‘Mrs. Fletcher’ review: Kathryn Hahn offers a bracing seriocomic lesson in continuing sex-ed on HBO series
Kathryn Hahn: goddess, or mere mortal with goddess-like qualities? For those who relish the actress in broadly comic turns (the “Bad Moms” movies) as well as subtler seriocomic roles (“Afternoon Delight,” or as the weary heart and soul of Tamara Jenkins’ superb “Private Life”), the prospect of Hahn showcased in a juicy leading role on an HBO limited series answers the question with a blithe “Who cares? Goddess or mortal, you’re good either way!”
And yet not as good as you’d hope, for reasons having nothing to do with the actress running the show.
Told in seven half-hour episodes, HBO’s “Mrs. Fletcher” has all the ingredients for a sharp, trenchant adaptation of Tom Perrotta’s 2017 novel about the sexual and emotional hunger of a single mother, played by Hahn, sending her privileged bruh of a collegiate freshman son, played by Jackson White, into the adult world.
A trio of incisive directors finesse this material, adapted by Perrotta and five other writers. The concluding two episodes are handled especially well by director Gillian Robespierre (“Obvious Child”). But a generic tidiness confines “Mrs. Fletcher,” which is odd, considering how messy and amusingly reckless these lives become.
Awakening: Hahn does most of the heavy lifting. In episode one it’s literal heavy lifting. In the fictional Massachusetts town of Haddington, empty-nester-in-training Eve stuffs son Brendan’s dorm furnishings into a van outside their house. Brendan can’t be bothered to help pack; he’s in his bedroom, getting a farewell sexual favor from a high school classmate.
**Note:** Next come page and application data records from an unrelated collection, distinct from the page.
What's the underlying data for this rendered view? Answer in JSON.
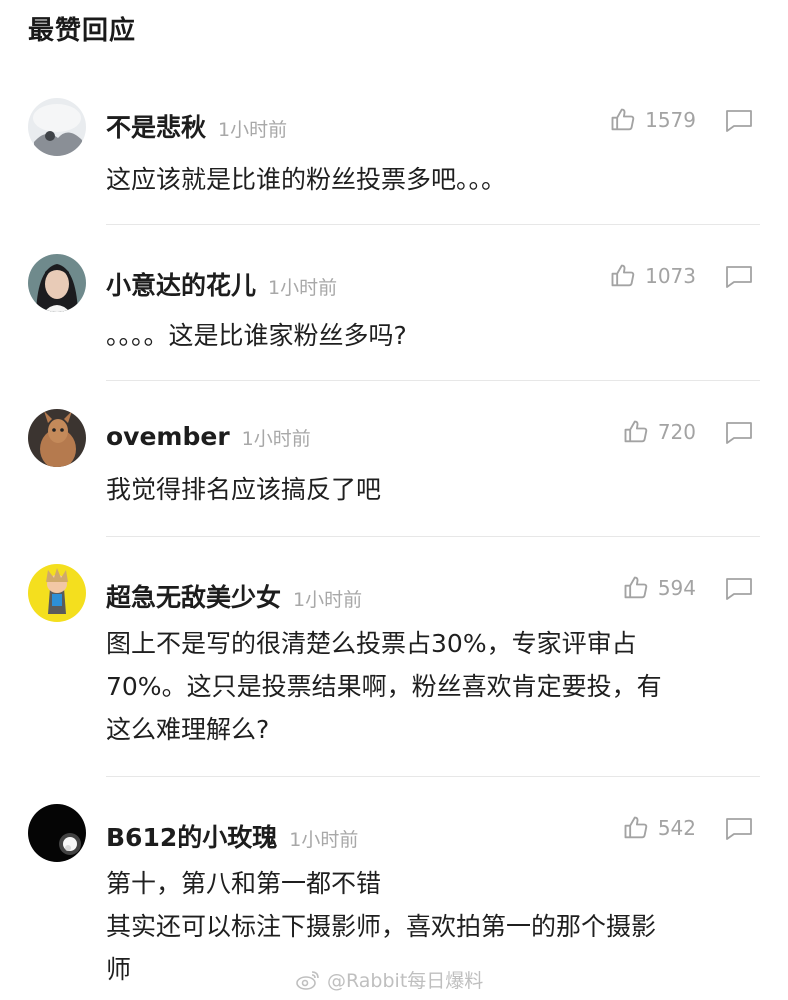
{
  "section_title": "最赞回应",
  "comments": [
    {
      "name": "不是悲秋",
      "time": "1小时前",
      "likes": "1579",
      "text": "这应该就是比谁的粉丝投票多吧。。。"
    },
    {
      "name": "小意达的花儿",
      "time": "1小时前",
      "likes": "1073",
      "text": "。。。。这是比谁家粉丝多吗?"
    },
    {
      "name": "ovember",
      "time": "1小时前",
      "likes": "720",
      "text": "我觉得排名应该搞反了吧"
    },
    {
      "name": "超急无敌美少女",
      "time": "1小时前",
      "likes": "594",
      "text": "图上不是写的很清楚么投票占30%，专家评审占\n70%。这只是投票结果啊，粉丝喜欢肯定要投，有\n这么难理解么?"
    },
    {
      "name": "B612的小玫瑰",
      "time": "1小时前",
      "likes": "542",
      "text": "第十，第八和第一都不错\n其实还可以标注下摄影师，喜欢拍第一的那个摄影\n师"
    }
  ],
  "watermark": "@Rabbit每日爆料",
  "icons": {
    "like": "thumbs-up-icon",
    "reply": "comment-bubble-icon",
    "watermark": "weibo-logo-icon"
  }
}
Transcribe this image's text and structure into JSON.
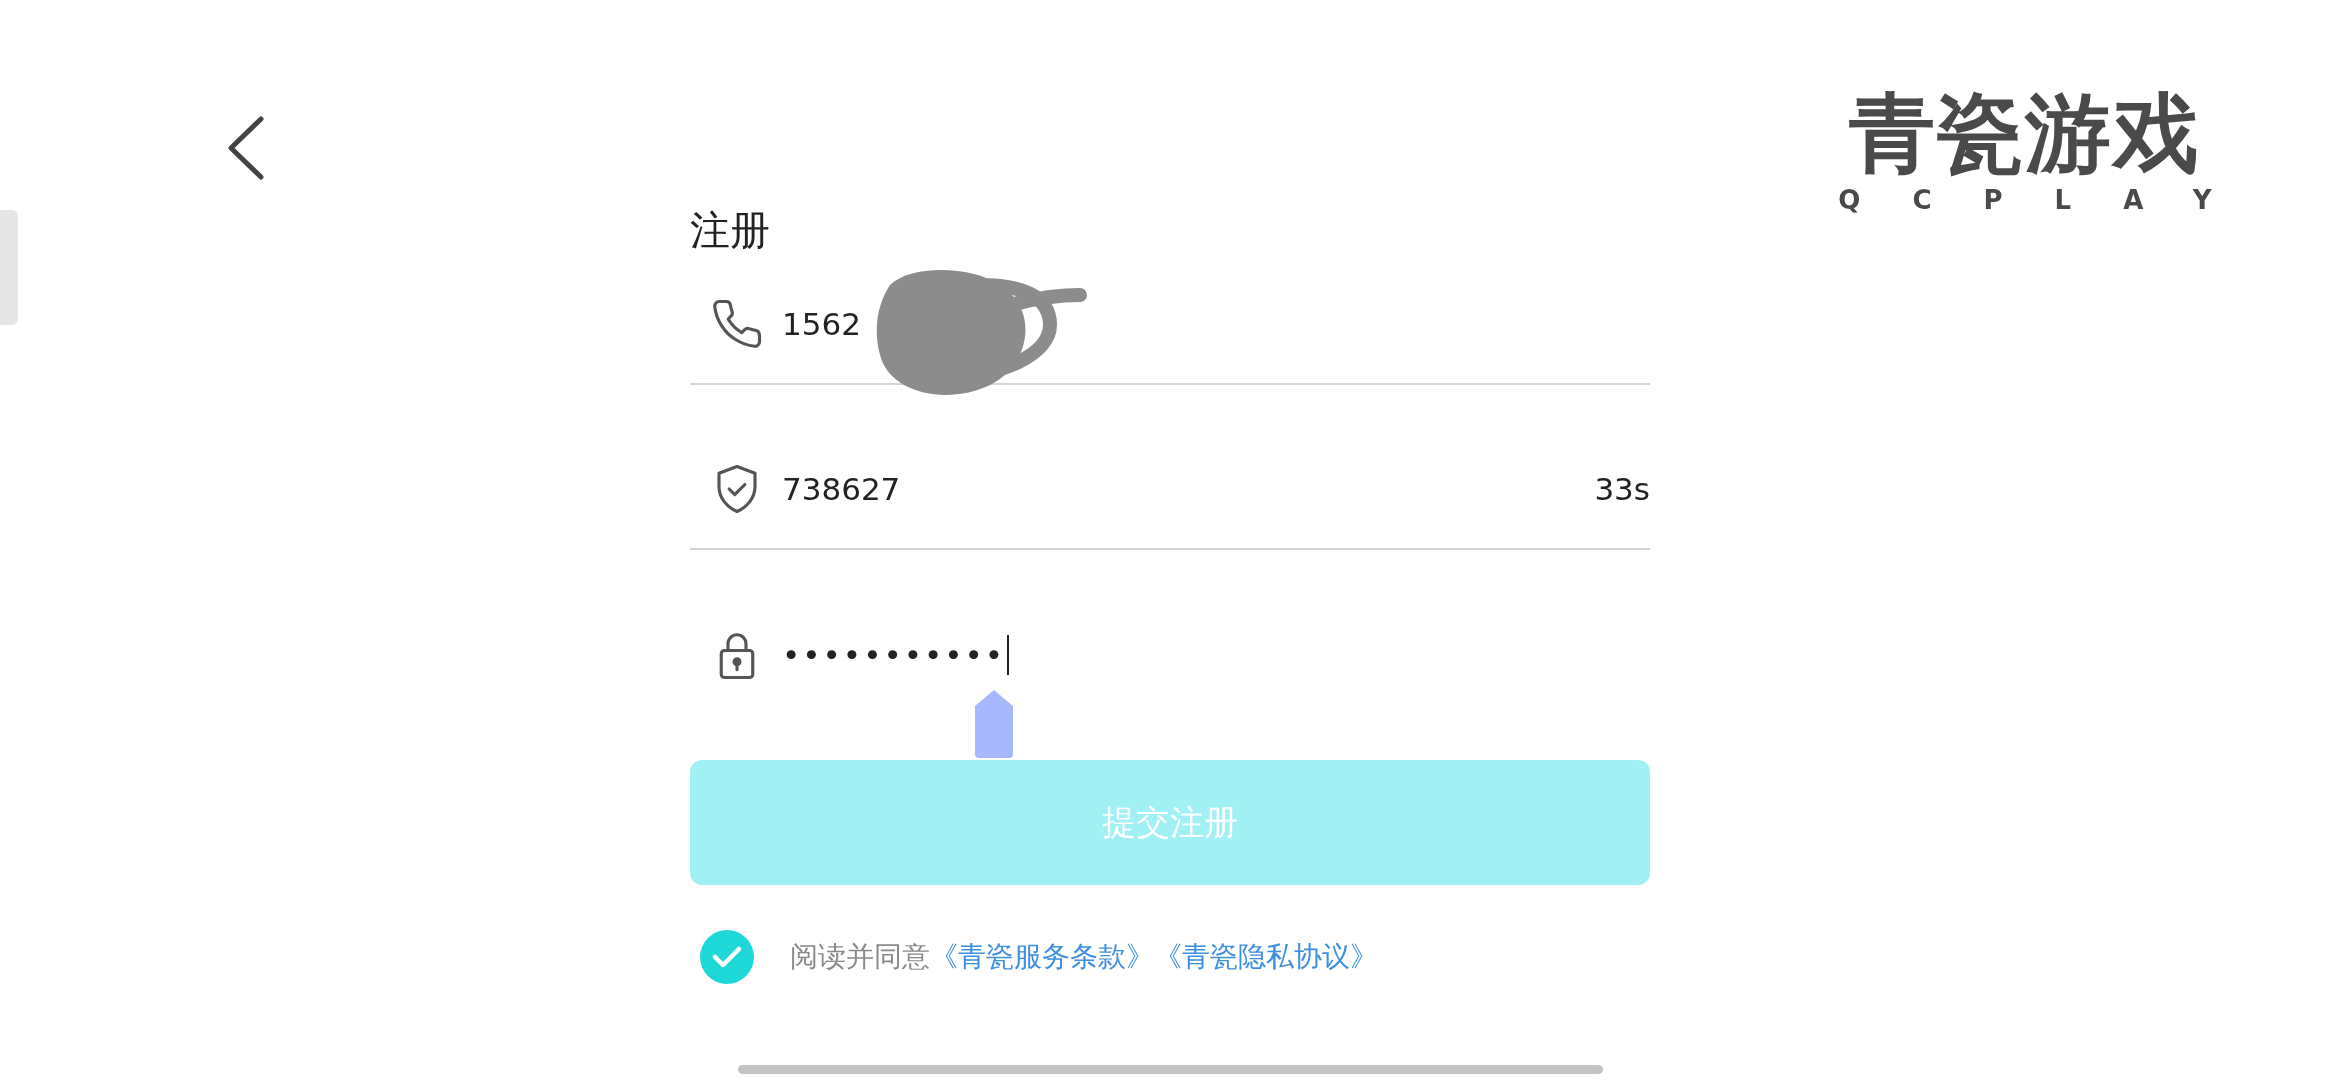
{
  "logo": {
    "title": "青瓷游戏",
    "subtitle": "QCPLAY"
  },
  "form": {
    "title": "注册",
    "fields": [
      {
        "kind": "phone",
        "value": "1562",
        "redacted": true
      },
      {
        "kind": "code",
        "value": "738627",
        "countdown": "33s"
      },
      {
        "kind": "password",
        "value": "•••••••••••",
        "focused": true
      }
    ],
    "submit": {
      "label": "提交注册",
      "disabled": true
    },
    "agreement": {
      "checked": true,
      "text": "阅读并同意",
      "links": [
        "《青瓷服务条款》",
        "《青瓷隐私协议》"
      ]
    }
  }
}
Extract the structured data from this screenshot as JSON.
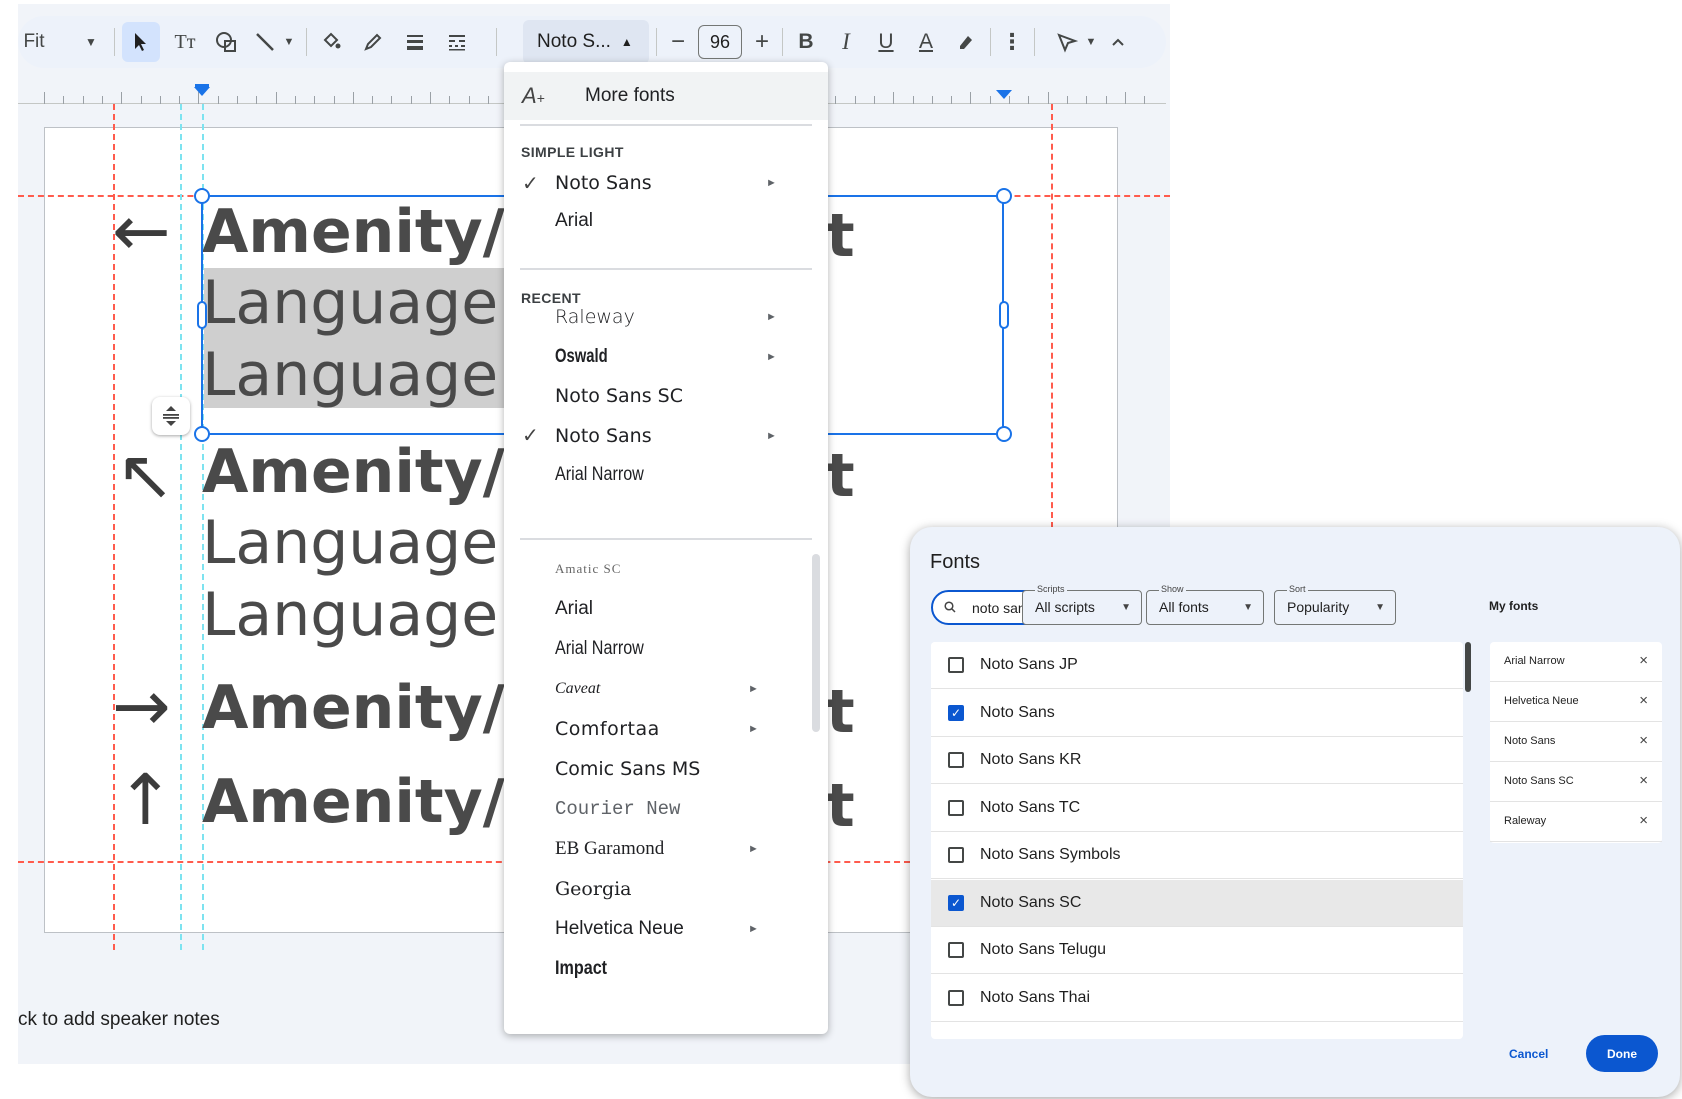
{
  "toolbar": {
    "zoom_label": "Fit",
    "font_name": "Noto S...",
    "font_size": "96",
    "icons": [
      "select-arrow-icon",
      "text-box-icon",
      "shape-icon",
      "line-icon",
      "fill-color-icon",
      "border-color-icon",
      "border-weight-icon",
      "border-dash-icon",
      "bold-icon",
      "italic-icon",
      "underline-icon",
      "text-color-icon",
      "highlight-icon",
      "more-icon",
      "pointer-icon",
      "collapse-icon"
    ],
    "bold": "B",
    "italic": "I",
    "underline": "U",
    "text_color": "A",
    "minus": "−",
    "plus": "+"
  },
  "slide": {
    "text_bold": "Amenity/D",
    "text_regular": "Language",
    "cut_char": "t"
  },
  "speaker_notes": "ck to add speaker notes",
  "font_menu": {
    "more_fonts": "More fonts",
    "section_simple": "SIMPLE LIGHT",
    "simple_items": [
      {
        "name": "Noto Sans",
        "checked": true,
        "submenu": true
      },
      {
        "name": "Arial",
        "checked": false,
        "submenu": false
      }
    ],
    "section_recent": "RECENT",
    "recent_items": [
      {
        "name": "Raleway",
        "checked": false,
        "submenu": true
      },
      {
        "name": "Oswald",
        "checked": false,
        "submenu": true
      },
      {
        "name": "Noto Sans SC",
        "checked": false,
        "submenu": false
      },
      {
        "name": "Noto Sans",
        "checked": true,
        "submenu": true
      },
      {
        "name": "Arial Narrow",
        "checked": false,
        "submenu": false
      }
    ],
    "all_items": [
      {
        "name": "Amatic SC",
        "submenu": false
      },
      {
        "name": "Arial",
        "submenu": false
      },
      {
        "name": "Arial Narrow",
        "submenu": false
      },
      {
        "name": "Caveat",
        "submenu": true
      },
      {
        "name": "Comfortaa",
        "submenu": true
      },
      {
        "name": "Comic Sans MS",
        "submenu": false
      },
      {
        "name": "Courier New",
        "submenu": false
      },
      {
        "name": "EB Garamond",
        "submenu": true
      },
      {
        "name": "Georgia",
        "submenu": false
      },
      {
        "name": "Helvetica Neue",
        "submenu": true
      },
      {
        "name": "Impact",
        "submenu": false
      }
    ],
    "check_glyph": "✓",
    "submenu_glyph": "►"
  },
  "fonts_dialog": {
    "title": "Fonts",
    "search_value": "noto sans",
    "filters": [
      {
        "label": "Scripts",
        "value": "All scripts"
      },
      {
        "label": "Show",
        "value": "All fonts"
      },
      {
        "label": "Sort",
        "value": "Popularity"
      }
    ],
    "my_fonts_label": "My fonts",
    "results": [
      {
        "name": "Noto Sans JP",
        "checked": false
      },
      {
        "name": "Noto Sans",
        "checked": true
      },
      {
        "name": "Noto Sans KR",
        "checked": false
      },
      {
        "name": "Noto Sans TC",
        "checked": false
      },
      {
        "name": "Noto Sans Symbols",
        "checked": false
      },
      {
        "name": "Noto Sans SC",
        "checked": true
      },
      {
        "name": "Noto Sans Telugu",
        "checked": false
      },
      {
        "name": "Noto Sans Thai",
        "checked": false
      }
    ],
    "my_fonts": [
      "Arial Narrow",
      "Helvetica Neue",
      "Noto Sans",
      "Noto Sans SC",
      "Raleway"
    ],
    "cancel_label": "Cancel",
    "done_label": "Done"
  },
  "colors": {
    "accent": "#1a73e8",
    "guide": "#ff5b4d",
    "center_guide": "#7de3f0",
    "dialog_primary": "#0b57d0"
  }
}
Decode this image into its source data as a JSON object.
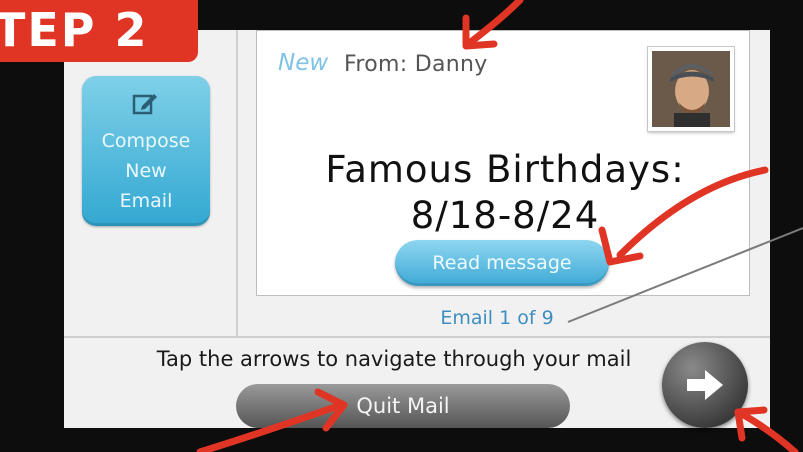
{
  "tutorial": {
    "step_label": "TEP 2"
  },
  "sidebar": {
    "compose_button": {
      "label": "Compose\nNew\nEmail",
      "icon": "compose-pencil-icon"
    }
  },
  "email": {
    "new_tag": "New",
    "from_text": "From: Danny",
    "sender_photo": "sender-avatar",
    "subject": "Famous Birthdays:",
    "subject_dates": "8/18-8/24",
    "read_button": "Read message",
    "count_text": "Email 1 of 9"
  },
  "footer": {
    "instruction": "Tap the arrows to navigate through your mail",
    "quit_button": "Quit Mail",
    "next_button": {
      "icon": "right-arrow-icon"
    }
  },
  "colors": {
    "accent_blue": "#3ea9d6",
    "annotation_red": "#e03524",
    "quit_gray": "#555555"
  }
}
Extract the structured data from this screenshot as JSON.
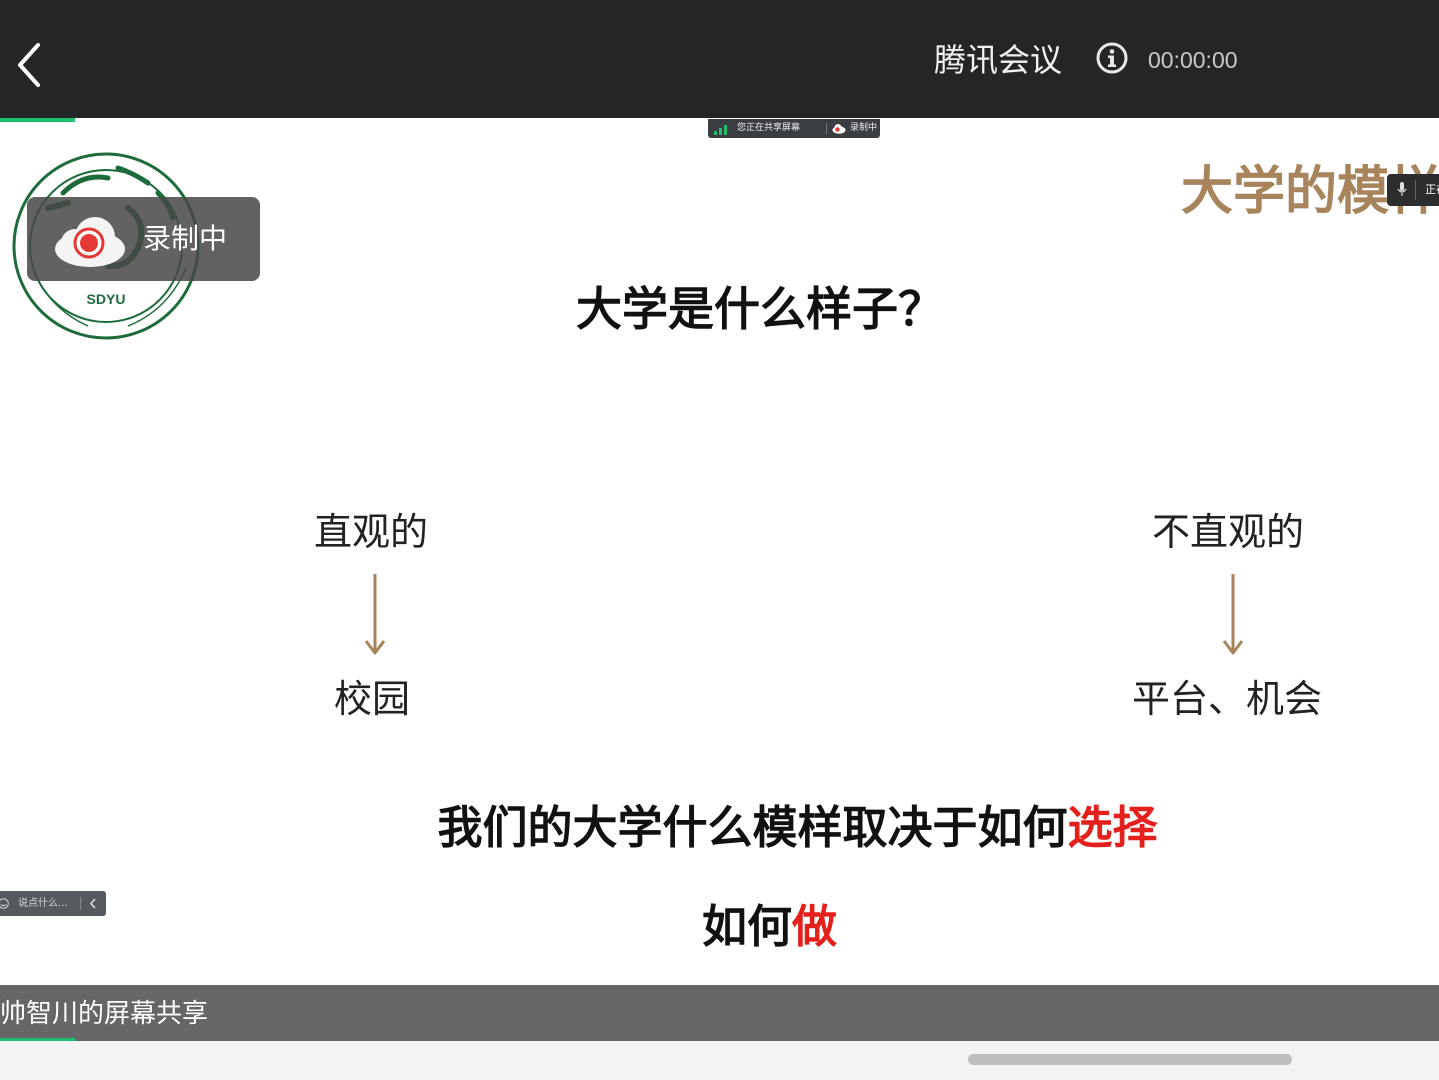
{
  "header": {
    "app_title": "腾讯会议",
    "timer": "00:00:00"
  },
  "share_status": {
    "sharing_text": "您正在共享屏幕",
    "recording_text": "录制中"
  },
  "recording_badge": {
    "label": "录制中"
  },
  "logo": {
    "text": "SDYU",
    "arc_text": "SCHOOL OF INFORMATION ENGINEERING"
  },
  "slide": {
    "title_partial": "大学的模样",
    "question": "大学是什么样子？",
    "left": {
      "heading": "直观的",
      "result": "校园"
    },
    "right": {
      "heading": "不直观的",
      "result": "平台、机会"
    },
    "conclusion_main": "我们的大学什么模样取决于如何",
    "conclusion_highlight": "选择",
    "how_main": "如何",
    "how_highlight": "做",
    "arrow_color": "#a8845c",
    "title_color": "#a8845c",
    "highlight_color": "#e3201b"
  },
  "mini_chip": {
    "text": "正在"
  },
  "chat": {
    "placeholder": "说点什么..."
  },
  "share_bar": {
    "presenter_label": "帅智川的屏幕共享"
  },
  "colors": {
    "topbar": "#232527",
    "accent_green": "#1fbf6f",
    "recording_red": "#e53935"
  }
}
Eve, we learn, hasn’t had sex in three years and has been divorced for 10. She’s ripely deserving of an awakening. Fed by an increasingly devoted diet of pornography, her bisexual daydreams float in and out of her daily routine.
She runs a senior center, and as laid out by novelist and screenwriter Perrotta, most every character in “Mrs. Fletcher” — the members of her community college writing group, led by transgender Margo (Jen Richards); her work cohort Amanda (Katie Kershaw); the genial, fogged-in, frequently self-gratifying senior home resident — navigate their online desires and real-world temptations in their own ways.
The see-saw narrative sets up 45-year-old Eve’s dicey flirtation with a vulnerable fellow writing student, 19-year-old Julian (a former classmate of her son’s, played by Owen Teague). On the other track, we follow Brendan’s foray into college, where he finds his blissfully unexamined attitudes about sex, women and the good life (working out, hooking up, screwing off) sorely tested. Jasmine Cephus Jones is wonderful as Chloe, Brendan’s introduction to a higher grade of possibility, as progressive and nuanced as Brendan is not.
Inspired: We know from the opening minutes what Eve’s up against in “Mrs. Fletcher,” coping valiantly as she does with one smug, thoughtless man after another (son; ex-husband; dorm move-in monitor). Brendan has an uneasy relationship with his father’s new family, which includes an autistic half-brother whom he barely knows. Perrotta glances on this, fleetingly, though the HBO adaptation sticks mainly to the continuing sexual education of Eve and Brendan.
Hahn locates some inspired behavioral nuggets throughout: Watch, for example, her flustered, gently slapsticky departure after an unexpected kiss, or her furtive glances at the high-risk texts sent by smitten Julian. There’s both honesty and comedy in such moments, though the look, and vibe, of “Mrs. Fletcher” tends toward facile, glossy David E. Kelly territory, in the lighting, editing and especially the on-the-nose musical cues.
While Eve has sacrificed her own happiness on the altar of obligation, Brendan has floated through his own life as a prince unchallenged by anyone or anything. College, he bemoans, with its relentless inclusivity and expanded horizons, has turned this “straight cis white boy” (Chloe’s words) into “the bad guy” (Brendan’s). Eve, meanwhile, lurches toward her own fulfillment. The less persuasive elements of “Mrs. Fletcher” find the neatly arranged figures acting more like thesis statements and rhyming schemes than actual people. But Hahn, in various states of duress, undress and dawning possibility, has her own ways of turning generalizations into compelling specifics.